Exercise objective
Wherever the word "timing" shows up in the data, report the line it sits in.

Records to process

........

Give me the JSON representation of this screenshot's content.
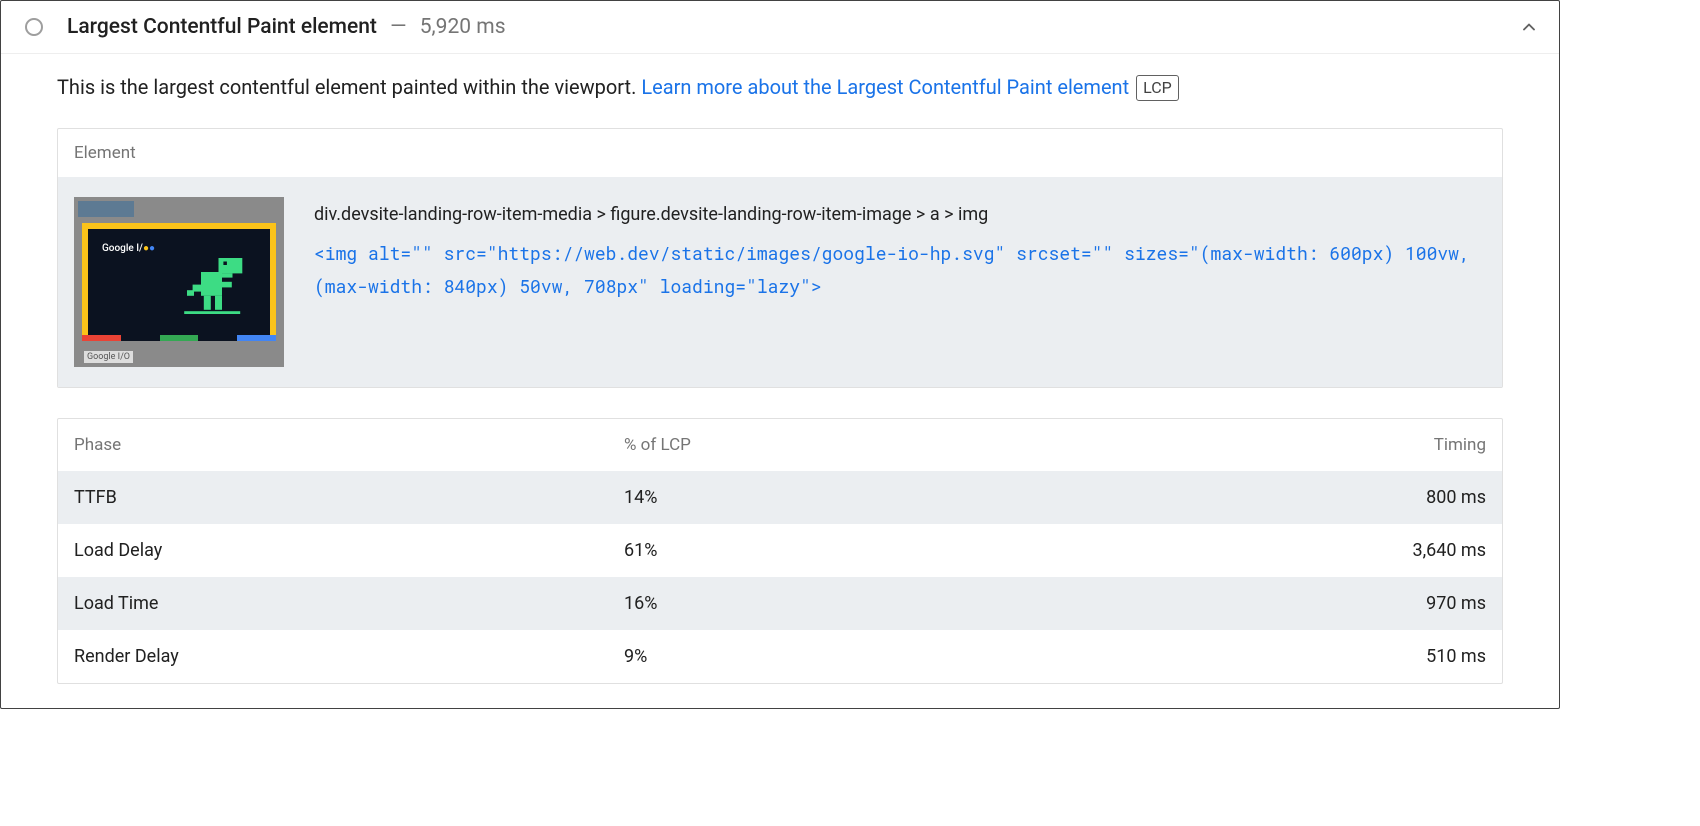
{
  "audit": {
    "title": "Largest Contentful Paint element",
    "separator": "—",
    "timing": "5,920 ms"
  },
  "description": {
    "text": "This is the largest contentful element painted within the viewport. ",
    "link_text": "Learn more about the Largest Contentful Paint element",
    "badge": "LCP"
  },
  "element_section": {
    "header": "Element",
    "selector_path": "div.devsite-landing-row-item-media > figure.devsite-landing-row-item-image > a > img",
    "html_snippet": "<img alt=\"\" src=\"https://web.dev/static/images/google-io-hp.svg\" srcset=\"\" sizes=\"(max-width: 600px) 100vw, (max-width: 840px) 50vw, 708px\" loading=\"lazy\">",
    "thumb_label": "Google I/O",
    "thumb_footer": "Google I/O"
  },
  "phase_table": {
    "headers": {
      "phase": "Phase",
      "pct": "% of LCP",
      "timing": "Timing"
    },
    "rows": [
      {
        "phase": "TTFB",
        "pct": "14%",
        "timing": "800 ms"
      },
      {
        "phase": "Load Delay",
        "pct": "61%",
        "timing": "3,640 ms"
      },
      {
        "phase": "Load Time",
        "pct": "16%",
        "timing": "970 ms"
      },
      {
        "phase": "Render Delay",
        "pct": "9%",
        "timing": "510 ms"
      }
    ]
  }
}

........

Answer for this exercise
    "timing": "5,920 ms"
      "timing": "Timing"
        "timing": "800 ms"
        "timing": "3,640 ms"
        "timing": "970 ms"
        "timing": "510 ms"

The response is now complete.